[Items from a dataset]
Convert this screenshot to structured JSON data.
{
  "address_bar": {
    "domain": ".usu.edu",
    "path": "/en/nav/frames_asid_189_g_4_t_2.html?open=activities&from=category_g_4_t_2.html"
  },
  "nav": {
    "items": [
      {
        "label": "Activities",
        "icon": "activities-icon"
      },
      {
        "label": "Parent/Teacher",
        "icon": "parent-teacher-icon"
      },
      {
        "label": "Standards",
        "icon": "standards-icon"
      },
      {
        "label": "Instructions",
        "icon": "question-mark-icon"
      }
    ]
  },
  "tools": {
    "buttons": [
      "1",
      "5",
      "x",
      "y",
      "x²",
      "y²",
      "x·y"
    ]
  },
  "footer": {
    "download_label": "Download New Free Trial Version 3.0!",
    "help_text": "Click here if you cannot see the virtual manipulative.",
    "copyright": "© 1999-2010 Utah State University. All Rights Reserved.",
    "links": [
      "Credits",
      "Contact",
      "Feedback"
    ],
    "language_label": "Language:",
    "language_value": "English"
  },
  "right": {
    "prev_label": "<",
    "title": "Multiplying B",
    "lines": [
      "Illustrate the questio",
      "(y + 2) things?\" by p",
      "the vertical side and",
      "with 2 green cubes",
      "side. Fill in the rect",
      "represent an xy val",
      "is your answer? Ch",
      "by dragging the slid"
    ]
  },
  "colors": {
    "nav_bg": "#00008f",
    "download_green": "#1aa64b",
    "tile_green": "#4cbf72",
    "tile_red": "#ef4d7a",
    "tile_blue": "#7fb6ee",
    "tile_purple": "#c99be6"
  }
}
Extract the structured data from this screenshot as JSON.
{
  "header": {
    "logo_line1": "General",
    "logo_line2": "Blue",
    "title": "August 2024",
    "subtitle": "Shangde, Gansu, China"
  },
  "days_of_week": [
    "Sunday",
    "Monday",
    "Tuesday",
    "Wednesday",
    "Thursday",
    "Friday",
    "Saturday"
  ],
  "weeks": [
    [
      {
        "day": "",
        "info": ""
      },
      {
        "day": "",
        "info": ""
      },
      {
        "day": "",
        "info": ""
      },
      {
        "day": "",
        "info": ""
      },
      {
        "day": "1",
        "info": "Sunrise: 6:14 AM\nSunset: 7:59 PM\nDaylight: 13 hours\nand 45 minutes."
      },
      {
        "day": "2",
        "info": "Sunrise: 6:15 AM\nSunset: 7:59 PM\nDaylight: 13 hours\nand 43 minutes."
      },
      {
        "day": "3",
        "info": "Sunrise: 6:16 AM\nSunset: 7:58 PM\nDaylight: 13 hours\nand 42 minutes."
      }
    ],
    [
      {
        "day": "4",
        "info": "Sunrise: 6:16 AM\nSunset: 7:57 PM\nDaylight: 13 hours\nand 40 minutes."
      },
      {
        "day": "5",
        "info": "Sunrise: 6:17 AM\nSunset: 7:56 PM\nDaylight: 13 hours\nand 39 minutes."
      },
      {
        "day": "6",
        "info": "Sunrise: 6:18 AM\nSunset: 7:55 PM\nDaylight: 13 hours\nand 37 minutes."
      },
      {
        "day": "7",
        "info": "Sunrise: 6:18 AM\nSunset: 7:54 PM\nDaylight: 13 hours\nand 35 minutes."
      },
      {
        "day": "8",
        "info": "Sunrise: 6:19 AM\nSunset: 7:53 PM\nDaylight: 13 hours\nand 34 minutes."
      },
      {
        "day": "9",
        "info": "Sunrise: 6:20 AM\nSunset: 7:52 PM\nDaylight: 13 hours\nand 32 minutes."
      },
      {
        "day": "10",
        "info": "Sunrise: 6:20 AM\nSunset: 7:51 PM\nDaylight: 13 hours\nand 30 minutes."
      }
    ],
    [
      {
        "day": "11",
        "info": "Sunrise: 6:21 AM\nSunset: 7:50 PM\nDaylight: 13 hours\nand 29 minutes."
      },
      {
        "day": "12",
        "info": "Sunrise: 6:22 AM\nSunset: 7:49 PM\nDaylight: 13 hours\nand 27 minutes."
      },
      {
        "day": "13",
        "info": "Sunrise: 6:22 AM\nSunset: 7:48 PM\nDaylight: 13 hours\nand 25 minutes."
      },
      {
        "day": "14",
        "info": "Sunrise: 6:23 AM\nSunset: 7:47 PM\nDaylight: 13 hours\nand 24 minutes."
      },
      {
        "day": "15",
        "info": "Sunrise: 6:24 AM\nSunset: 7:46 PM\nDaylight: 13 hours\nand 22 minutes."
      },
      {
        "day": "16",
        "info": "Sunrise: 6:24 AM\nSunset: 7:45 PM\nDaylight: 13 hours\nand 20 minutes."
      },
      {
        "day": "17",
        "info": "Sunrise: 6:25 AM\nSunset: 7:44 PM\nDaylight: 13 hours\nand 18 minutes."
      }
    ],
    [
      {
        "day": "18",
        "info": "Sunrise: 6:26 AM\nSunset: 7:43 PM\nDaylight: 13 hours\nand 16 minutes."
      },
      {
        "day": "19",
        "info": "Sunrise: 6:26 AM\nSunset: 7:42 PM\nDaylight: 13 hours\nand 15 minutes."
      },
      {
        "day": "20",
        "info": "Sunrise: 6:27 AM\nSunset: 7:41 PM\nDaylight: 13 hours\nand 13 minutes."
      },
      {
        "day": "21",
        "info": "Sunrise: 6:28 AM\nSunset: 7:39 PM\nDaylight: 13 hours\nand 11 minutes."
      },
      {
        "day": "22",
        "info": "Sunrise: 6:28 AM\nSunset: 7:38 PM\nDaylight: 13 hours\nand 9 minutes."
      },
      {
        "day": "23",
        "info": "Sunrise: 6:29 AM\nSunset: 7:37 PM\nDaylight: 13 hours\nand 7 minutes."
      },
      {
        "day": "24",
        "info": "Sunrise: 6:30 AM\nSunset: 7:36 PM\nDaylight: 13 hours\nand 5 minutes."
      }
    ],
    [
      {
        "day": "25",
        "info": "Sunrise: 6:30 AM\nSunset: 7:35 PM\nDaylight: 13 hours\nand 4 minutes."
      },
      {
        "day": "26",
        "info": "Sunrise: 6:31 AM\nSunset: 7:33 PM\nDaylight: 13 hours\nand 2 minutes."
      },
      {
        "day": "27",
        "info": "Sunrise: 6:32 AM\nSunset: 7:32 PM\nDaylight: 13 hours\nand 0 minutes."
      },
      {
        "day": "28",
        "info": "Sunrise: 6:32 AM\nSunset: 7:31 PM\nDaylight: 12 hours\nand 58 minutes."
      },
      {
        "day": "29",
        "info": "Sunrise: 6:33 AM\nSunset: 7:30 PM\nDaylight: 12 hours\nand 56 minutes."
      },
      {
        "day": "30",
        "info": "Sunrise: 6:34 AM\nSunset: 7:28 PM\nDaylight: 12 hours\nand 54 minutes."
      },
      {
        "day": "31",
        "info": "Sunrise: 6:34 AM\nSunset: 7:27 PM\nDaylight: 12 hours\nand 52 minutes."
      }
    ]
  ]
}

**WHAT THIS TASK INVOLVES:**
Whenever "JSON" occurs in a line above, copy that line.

**TASK RESPONSE:**
Convert this screenshot to structured JSON data.
Extract the structured data from this screenshot as JSON.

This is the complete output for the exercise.